There are a few factual errors in his general info, which probably won’t be of consequence to the casual music fan for whom this book is seemingly intended--music geeks need not apply; all others may proceed--but is, nonetheless, an entertaining read and a good starting point for the young kid or older aspiring music fan in your midst.

The Rock Snob's Dictionary: An Essential Lexicon of Rockological Knowledge

Allegedly, the purpose of this book is to place the reader on equal footing when facing the obscure artists, sub-genres and references that are the domain of your garden-variety rock snob. But what it actually comes across as is something else: a humorless compendium of info that screams “We are even superior to the Rock Snob for we have compiled this source book for you. Sigh.”

Yes, the mysteries of what a Hammond B3 is, the importance of Laurel Canyon, and who Curt Boechtter was, are all explained here. But why the authors decided to adopt an even more obnoxious tone than the supposedly holier-that-thou geeks they’re aiming to deflate is not. Useful but not very enjoyable.

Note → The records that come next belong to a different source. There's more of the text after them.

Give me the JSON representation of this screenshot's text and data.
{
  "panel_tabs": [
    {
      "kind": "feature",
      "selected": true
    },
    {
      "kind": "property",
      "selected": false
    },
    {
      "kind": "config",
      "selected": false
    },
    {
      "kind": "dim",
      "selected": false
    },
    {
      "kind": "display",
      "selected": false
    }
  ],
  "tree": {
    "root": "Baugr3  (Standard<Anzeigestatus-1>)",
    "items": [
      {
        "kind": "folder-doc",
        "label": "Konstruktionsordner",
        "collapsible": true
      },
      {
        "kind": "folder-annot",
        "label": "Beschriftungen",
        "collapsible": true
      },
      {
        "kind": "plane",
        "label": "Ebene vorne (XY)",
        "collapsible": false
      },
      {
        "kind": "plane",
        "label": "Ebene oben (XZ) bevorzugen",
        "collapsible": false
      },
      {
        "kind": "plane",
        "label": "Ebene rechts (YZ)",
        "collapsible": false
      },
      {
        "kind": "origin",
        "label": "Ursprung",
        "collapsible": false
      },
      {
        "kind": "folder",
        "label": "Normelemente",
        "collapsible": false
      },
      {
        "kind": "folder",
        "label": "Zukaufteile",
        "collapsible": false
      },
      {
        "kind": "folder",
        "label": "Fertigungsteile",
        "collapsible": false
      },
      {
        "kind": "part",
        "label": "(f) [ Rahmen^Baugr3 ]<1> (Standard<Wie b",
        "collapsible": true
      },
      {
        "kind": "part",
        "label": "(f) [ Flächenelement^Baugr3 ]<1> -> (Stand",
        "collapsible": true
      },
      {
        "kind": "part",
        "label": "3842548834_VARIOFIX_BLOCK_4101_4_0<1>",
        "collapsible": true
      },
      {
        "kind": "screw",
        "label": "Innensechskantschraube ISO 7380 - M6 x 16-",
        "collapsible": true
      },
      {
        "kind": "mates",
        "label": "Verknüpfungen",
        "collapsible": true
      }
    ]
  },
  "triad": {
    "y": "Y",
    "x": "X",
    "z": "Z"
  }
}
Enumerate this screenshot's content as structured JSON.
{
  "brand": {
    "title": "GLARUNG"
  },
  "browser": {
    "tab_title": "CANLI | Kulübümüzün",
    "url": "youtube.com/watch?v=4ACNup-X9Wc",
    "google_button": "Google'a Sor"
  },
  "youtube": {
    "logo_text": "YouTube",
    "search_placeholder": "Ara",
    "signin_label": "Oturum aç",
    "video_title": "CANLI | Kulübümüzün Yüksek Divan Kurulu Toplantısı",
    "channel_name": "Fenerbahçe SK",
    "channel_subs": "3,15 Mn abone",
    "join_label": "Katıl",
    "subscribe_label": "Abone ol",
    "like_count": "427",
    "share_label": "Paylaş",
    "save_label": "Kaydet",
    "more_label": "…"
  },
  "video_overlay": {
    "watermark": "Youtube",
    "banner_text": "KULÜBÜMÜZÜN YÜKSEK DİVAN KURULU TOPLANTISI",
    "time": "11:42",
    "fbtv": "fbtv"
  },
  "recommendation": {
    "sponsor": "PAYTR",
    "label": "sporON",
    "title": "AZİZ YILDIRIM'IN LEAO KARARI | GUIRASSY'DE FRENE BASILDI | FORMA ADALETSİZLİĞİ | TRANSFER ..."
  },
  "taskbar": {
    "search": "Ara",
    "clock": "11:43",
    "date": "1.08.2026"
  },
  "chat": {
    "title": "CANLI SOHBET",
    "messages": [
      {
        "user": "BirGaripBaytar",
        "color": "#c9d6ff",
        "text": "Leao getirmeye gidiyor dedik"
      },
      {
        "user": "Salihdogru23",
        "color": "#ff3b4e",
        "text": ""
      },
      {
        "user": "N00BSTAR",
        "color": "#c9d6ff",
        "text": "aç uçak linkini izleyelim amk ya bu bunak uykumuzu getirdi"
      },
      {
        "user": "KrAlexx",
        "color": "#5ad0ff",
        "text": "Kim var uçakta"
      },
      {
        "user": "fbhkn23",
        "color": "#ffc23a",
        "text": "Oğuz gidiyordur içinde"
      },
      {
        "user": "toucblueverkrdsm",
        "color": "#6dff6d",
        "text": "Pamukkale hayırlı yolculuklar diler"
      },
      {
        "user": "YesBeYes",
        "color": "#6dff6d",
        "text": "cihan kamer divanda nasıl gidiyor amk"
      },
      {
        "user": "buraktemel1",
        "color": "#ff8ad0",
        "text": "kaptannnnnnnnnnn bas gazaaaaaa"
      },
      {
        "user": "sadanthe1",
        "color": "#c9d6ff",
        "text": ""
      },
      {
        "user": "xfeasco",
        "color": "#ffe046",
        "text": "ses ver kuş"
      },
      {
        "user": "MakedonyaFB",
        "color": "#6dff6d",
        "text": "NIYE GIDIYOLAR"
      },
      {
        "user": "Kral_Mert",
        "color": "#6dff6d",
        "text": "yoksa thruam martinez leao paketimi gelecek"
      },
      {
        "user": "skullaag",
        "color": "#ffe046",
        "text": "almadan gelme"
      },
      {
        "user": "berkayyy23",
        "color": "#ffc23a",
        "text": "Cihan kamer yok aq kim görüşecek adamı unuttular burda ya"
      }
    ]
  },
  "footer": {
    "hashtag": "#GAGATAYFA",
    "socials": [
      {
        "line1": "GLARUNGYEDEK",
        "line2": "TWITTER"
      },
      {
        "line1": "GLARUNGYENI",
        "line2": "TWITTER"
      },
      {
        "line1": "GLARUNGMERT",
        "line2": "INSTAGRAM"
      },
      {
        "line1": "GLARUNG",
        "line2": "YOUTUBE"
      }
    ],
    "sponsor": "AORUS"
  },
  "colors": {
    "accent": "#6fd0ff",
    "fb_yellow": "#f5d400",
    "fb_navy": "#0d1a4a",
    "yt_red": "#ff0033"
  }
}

One Train Later: A Memoir
[Thomas Dunne Books]

Although we have read those by Miles Davis, Charles Mingus, and Joe Jackson, generally speaking we tend to stay away from autobiographies of musicians for various reasons. One of them being the equivalent of not wanting to meet your heroes: what if their petty humanity shatters the myth?

While this does happen to us with One Train Later, it is Sting and not Andy Summers that we leave this book disappointed by. The accounts of his ego running wild are not a surprise but further confirmation that a man who influenced us so much early on was frequently self-centered and cruel--especially when dealing with those he shared the dream.

Summer's narration of the ups and downs of his exploits from the outset of his career in music all the way through the end of the line for The Police, the band that ultimately brought him fortune and fame are humorous, witty, self-deprecating, honest, and ultimately enlightening.

A great read.

33 1/3 Greatest Hits, Volume 1
Edited by David Barker
[Continuum International Publishing Group]

33 1/3 are a series of pocket books each featuring individual full-length reviews of some three dozen seminal/influential albums such as Exile On Main Street, Sign of the Times, OK Computer, Pet Sounds, and Live at the Apollo, written by a variety of music journalists and occasionally, artists themselves (Buffalo Tom’s Bill Janovitz, Joe Pernice of The Pernice Brothers, and The Decemberists' lead singer Colin Meloy, among them).

Greatest Hits collects the first chapter of many of these as a teaser of sorts. Avoid it. You’re better off picking up any of the individual books in the series that might strike your fancy. But proceed with caution: some of the books are lengthy dissertations on the nature of the artists in question and the author’s personal relationship with their music and/or influence and very little in the way of the album they are supposed to be discussing.